Stored data:
= = =

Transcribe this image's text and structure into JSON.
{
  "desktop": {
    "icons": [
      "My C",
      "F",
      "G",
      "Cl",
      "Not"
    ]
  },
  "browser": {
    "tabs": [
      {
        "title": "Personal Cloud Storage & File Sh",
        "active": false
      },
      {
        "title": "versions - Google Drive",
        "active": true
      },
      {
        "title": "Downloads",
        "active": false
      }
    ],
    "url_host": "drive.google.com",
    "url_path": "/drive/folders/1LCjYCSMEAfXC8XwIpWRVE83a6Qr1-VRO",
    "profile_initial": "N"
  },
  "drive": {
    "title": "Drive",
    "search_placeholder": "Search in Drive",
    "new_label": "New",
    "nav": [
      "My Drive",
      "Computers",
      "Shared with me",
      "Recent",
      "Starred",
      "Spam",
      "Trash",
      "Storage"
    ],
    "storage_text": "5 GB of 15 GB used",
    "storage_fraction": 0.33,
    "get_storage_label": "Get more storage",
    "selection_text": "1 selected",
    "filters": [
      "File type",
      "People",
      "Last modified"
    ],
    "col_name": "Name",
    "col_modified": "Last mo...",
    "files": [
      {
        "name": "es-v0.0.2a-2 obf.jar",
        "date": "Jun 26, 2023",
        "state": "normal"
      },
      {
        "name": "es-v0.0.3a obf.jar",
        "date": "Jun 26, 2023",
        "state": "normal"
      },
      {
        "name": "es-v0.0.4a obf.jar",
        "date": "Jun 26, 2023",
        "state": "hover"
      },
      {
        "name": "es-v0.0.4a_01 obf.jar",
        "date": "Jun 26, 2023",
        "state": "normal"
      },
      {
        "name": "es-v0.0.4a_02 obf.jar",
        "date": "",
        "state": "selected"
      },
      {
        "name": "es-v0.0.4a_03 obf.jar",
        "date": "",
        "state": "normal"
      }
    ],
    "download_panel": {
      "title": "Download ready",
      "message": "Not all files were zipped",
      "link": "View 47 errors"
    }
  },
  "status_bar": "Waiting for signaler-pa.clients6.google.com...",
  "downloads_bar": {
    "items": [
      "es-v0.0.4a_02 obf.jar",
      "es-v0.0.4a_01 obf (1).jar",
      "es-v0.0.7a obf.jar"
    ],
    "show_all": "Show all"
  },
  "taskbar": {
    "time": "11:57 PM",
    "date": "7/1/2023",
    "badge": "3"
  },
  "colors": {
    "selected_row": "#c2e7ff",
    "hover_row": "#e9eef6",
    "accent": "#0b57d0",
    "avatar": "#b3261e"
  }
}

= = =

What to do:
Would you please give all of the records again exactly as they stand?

Answer space:
Transcribe this image's text and structure into JSON.
{
  "desktop": {
    "icons": [
      "My C",
      "F",
      "G",
      "Cl",
      "Not"
    ]
  },
  "browser": {
    "tabs": [
      {
        "title": "Personal Cloud Storage & File Sh",
        "active": false
      },
      {
        "title": "versions - Google Drive",
        "active": true
      },
      {
        "title": "Downloads",
        "active": false
      }
    ],
    "url_host": "drive.google.com",
    "url_path": "/drive/folders/1LCjYCSMEAfXC8XwIpWRVE83a6Qr1-VRO",
    "profile_initial": "N"
  },
  "drive": {
    "title": "Drive",
    "search_placeholder": "Search in Drive",
    "new_label": "New",
    "nav": [
      "My Drive",
      "Computers",
      "Shared with me",
      "Recent",
      "Starred",
      "Spam",
      "Trash",
      "Storage"
    ],
    "storage_text": "5 GB of 15 GB used",
    "storage_fraction": 0.33,
    "get_storage_label": "Get more storage",
    "selection_text": "1 selected",
    "filters": [
      "File type",
      "People",
      "Last modified"
    ],
    "col_name": "Name",
    "col_modified": "Last mo...",
    "files": [
      {
        "name": "es-v0.0.2a-2 obf.jar",
        "date": "Jun 26, 2023",
        "state": "normal"
      },
      {
        "name": "es-v0.0.3a obf.jar",
        "date": "Jun 26, 2023",
        "state": "normal"
      },
      {
        "name": "es-v0.0.4a obf.jar",
        "date": "Jun 26, 2023",
        "state": "hover"
      },
      {
        "name": "es-v0.0.4a_01 obf.jar",
        "date": "Jun 26, 2023",
        "state": "normal"
      },
      {
        "name": "es-v0.0.4a_02 obf.jar",
        "date": "",
        "state": "selected"
      },
      {
        "name": "es-v0.0.4a_03 obf.jar",
        "date": "",
        "state": "normal"
      }
    ],
    "download_panel": {
      "title": "Download ready",
      "message": "Not all files were zipped",
      "link": "View 47 errors"
    }
  },
  "status_bar": "Waiting for signaler-pa.clients6.google.com...",
  "downloads_bar": {
    "items": [
      "es-v0.0.4a_02 obf.jar",
      "es-v0.0.4a_01 obf (1).jar",
      "es-v0.0.7a obf.jar"
    ],
    "show_all": "Show all"
  },
  "taskbar": {
    "time": "11:57 PM",
    "date": "7/1/2023",
    "badge": "3"
  },
  "colors": {
    "selected_row": "#c2e7ff",
    "hover_row": "#e9eef6",
    "accent": "#0b57d0",
    "avatar": "#b3261e"
  }
}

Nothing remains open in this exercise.